Treatments for Asthma

The incidence of childhood asthma and other forms of asthma seems to just keep rising. According to the statistics maintained by the National Institutes of Health, the prevalence of asthma across all age groups and races nearly doubled between 1980 and 1995. For children ages 4-14, there was an increase of over 75%, and for children between the ages of 1 and 4, the increase in the prevalence of asthma was a shocking 160%. The rise in the incidence of asthma is so disturbing that it is one of the conditions specifically mentioned in the U.S. governments Healthy People 2010 initiative. In fact, asthma treatment is mentioned in eight different objectives in that particular initiative.

The rise in the incidence of asthma has also meant a rise in the research devoted to asthma cures and treatments. While much of the research is into so-called ‘conventional treatments’, conventional medicine is increasingly turning to nutrition and other alternative types of medicine for inspiration – and in some cases, treatment options for children and adults diagnosed with asthma. These treatment options range from intensive education for both patients and families to dietary strategies that may reduce the severity and frequency of asthma attacks to health supplements that may supply missing nutrients to patients with asthma. In some cases, they may extend to biofeedback monitoring and even color therapy.

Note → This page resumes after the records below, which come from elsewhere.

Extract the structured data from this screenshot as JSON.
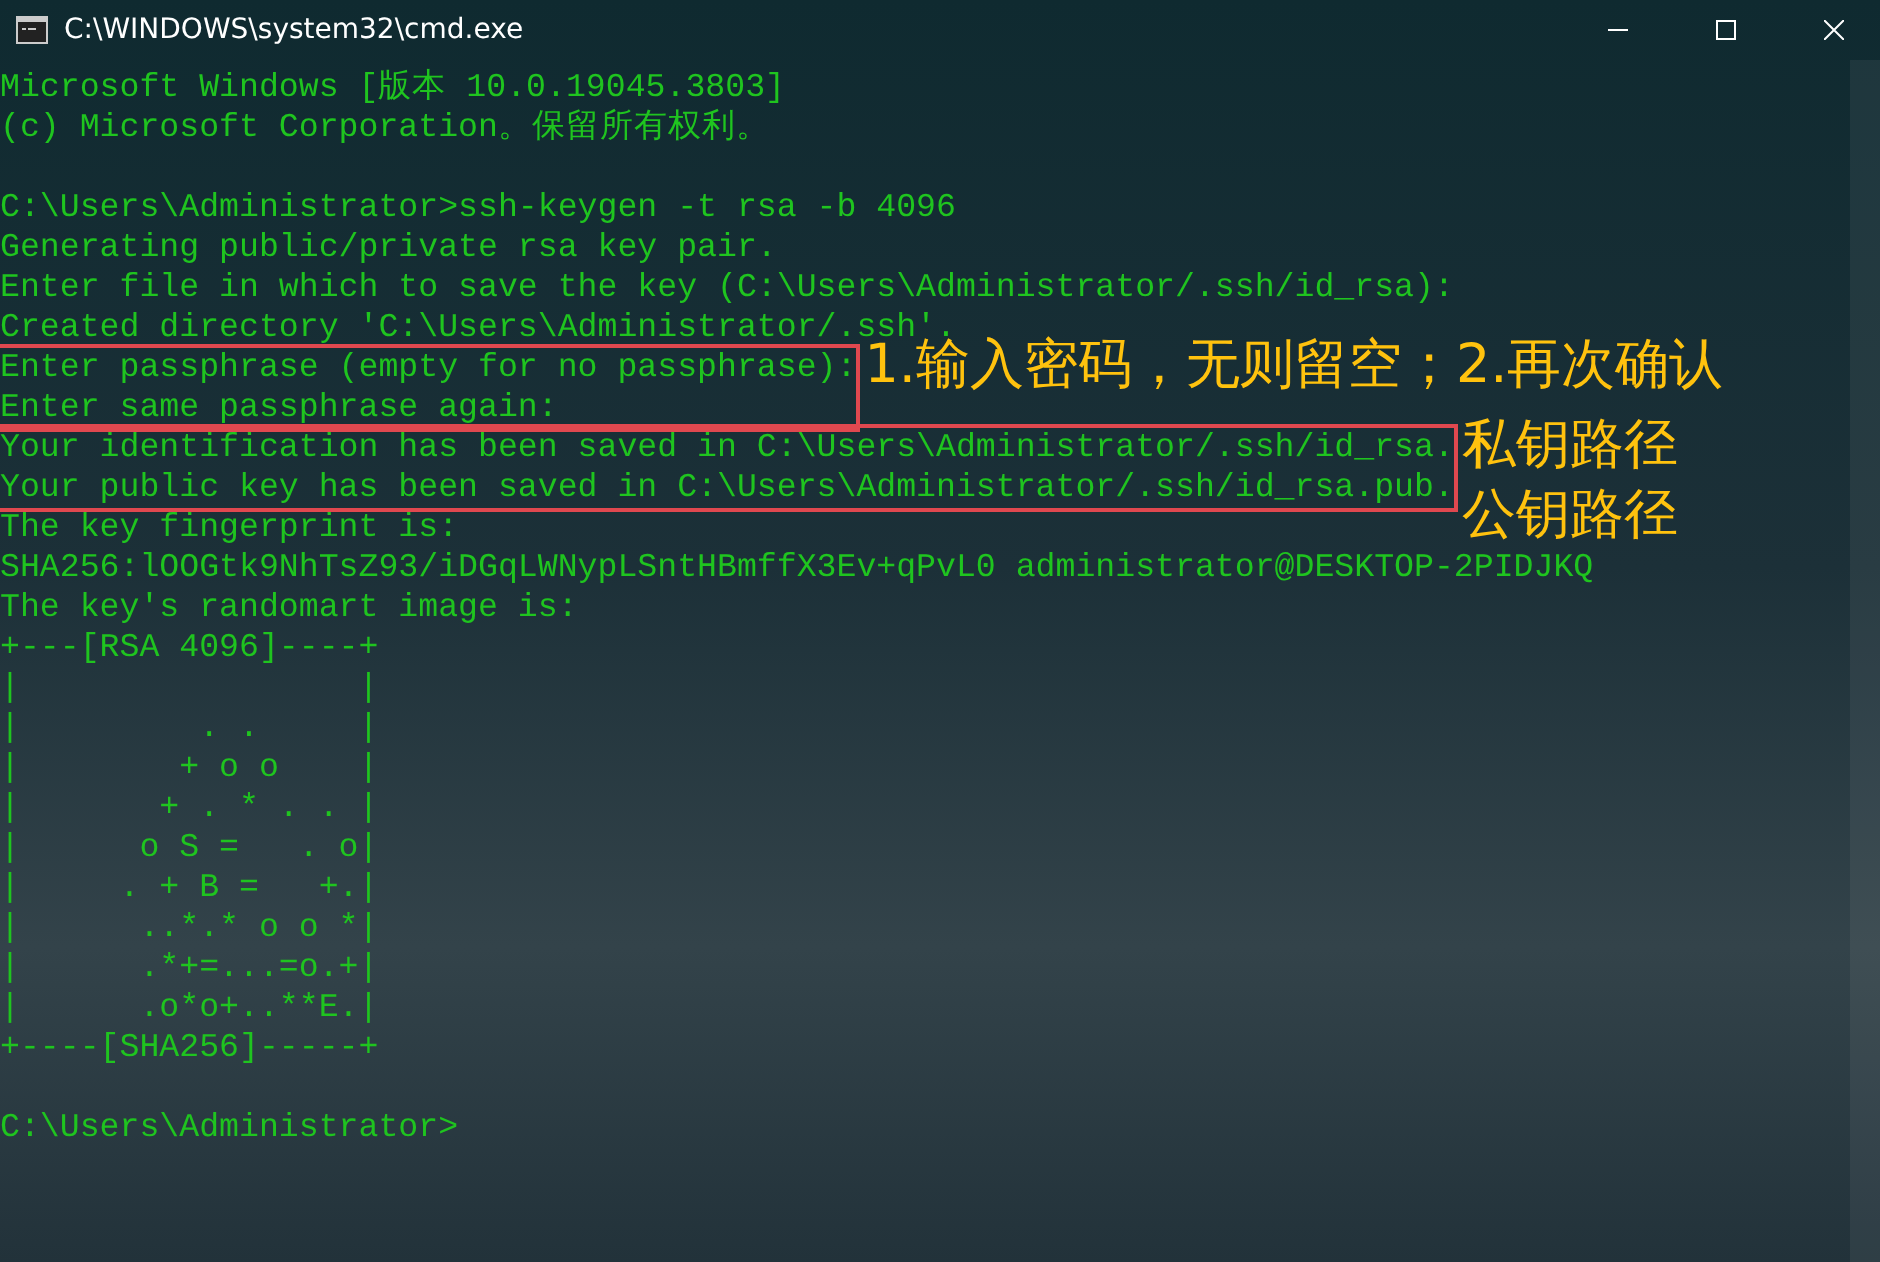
{
  "window": {
    "title": "C:\\WINDOWS\\system32\\cmd.exe"
  },
  "terminal": {
    "paragraphs": [
      [
        {
          "kind": "plain",
          "lines": [
            "Microsoft Windows [版本 10.0.19045.3803]",
            "(c) Microsoft Corporation。保留所有权利。"
          ]
        }
      ],
      [
        {
          "kind": "plain",
          "lines": [
            "C:\\Users\\Administrator>ssh-keygen -t rsa -b 4096",
            "Generating public/private rsa key pair.",
            "Enter file in which to save the key (C:\\Users\\Administrator/.ssh/id_rsa):",
            "Created directory 'C:\\Users\\Administrator/.ssh'."
          ]
        },
        {
          "kind": "boxed",
          "lines": [
            "Enter passphrase (empty for no passphrase):",
            "Enter same passphrase again:"
          ],
          "notes": [
            "1.输入密码，无则留空；2.再次确认"
          ]
        },
        {
          "kind": "boxed",
          "lines": [
            "Your identification has been saved in C:\\Users\\Administrator/.ssh/id_rsa.",
            "Your public key has been saved in C:\\Users\\Administrator/.ssh/id_rsa.pub."
          ],
          "notes": [
            "私钥路径",
            "公钥路径"
          ]
        },
        {
          "kind": "plain",
          "lines": [
            "The key fingerprint is:",
            "SHA256:lOOGtk9NhTsZ93/iDGqLWNypLSntHBmffX3Ev+qPvL0 administrator@DESKTOP-2PIDJKQ",
            "The key's randomart image is:",
            "+---[RSA 4096]----+",
            "|                 |",
            "|         . .     |",
            "|        + o o    |",
            "|       + . * . . |",
            "|      o S =   . o|",
            "|     . + B =   +.|",
            "|      ..*.* o o *|",
            "|      .*+=...=o.+|",
            "|      .o*o+..**E.|",
            "+----[SHA256]-----+"
          ]
        }
      ],
      [
        {
          "kind": "plain",
          "lines": [
            "C:\\Users\\Administrator>"
          ]
        }
      ]
    ]
  }
}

Why are such things being taken seriously enough to be worth the time and effort of scientists? Simply put, over the past few decades, modern science has learned that many of the ‘traditional’ treatments and therapies have a basis in fact. Doctors have gradually come to accept that diet and nutrition are key ingredients in healthy bodies and minds, and to believe that patients who take a proactive stance in their own treatment are far more likely to follow medical advice – and recover. When it comes to treating asthma, this has meant that more and more doctors are emphasizing environmental factors and diet as a way to reduce the frequency and severity of acute asthma attacks and help control chronic asthma.

In addition, there are some doctors that emphasize alternative treatments in addition to, or in place of more conventional medication and breathing treatments. These alternative treatments, especially when combined with conventional treatment, offer asthma patients the opportunity to live normal lives without fear of triggering acute, and sometimes deadly attacks. They may involve dietary changes – either to avoid foods that may trigger asthma attacks, or to include those that help relax and tone muscles, for instance. They may include using a biofeedback machine to teach an asthmatic child how to focus on and relax his own muscles and relieve ‘panic breathing’. Even health insurance companies, the bastion of conventional thinking, are loosening their regulations to allow payment for treatments like acupuncture, nutritional counseling and holistic treatment.

The one caution that most medical professionals offer is one that makes sense. Alternative medical treatments can be helpful in treating the symptoms and underlying causes of asthma – but they should not replace conventional medicine. If your doctor has prescribed medication, continue to take it as prescribed – and do be sure to consult your doctor if you are using any alternative treatments. Some can interfere with the effectiveness of your regular treatment plan – and others increase its effectiveness. Either way, it’s important that your health practitioner be able to monitor your condition and make adjustments where needed.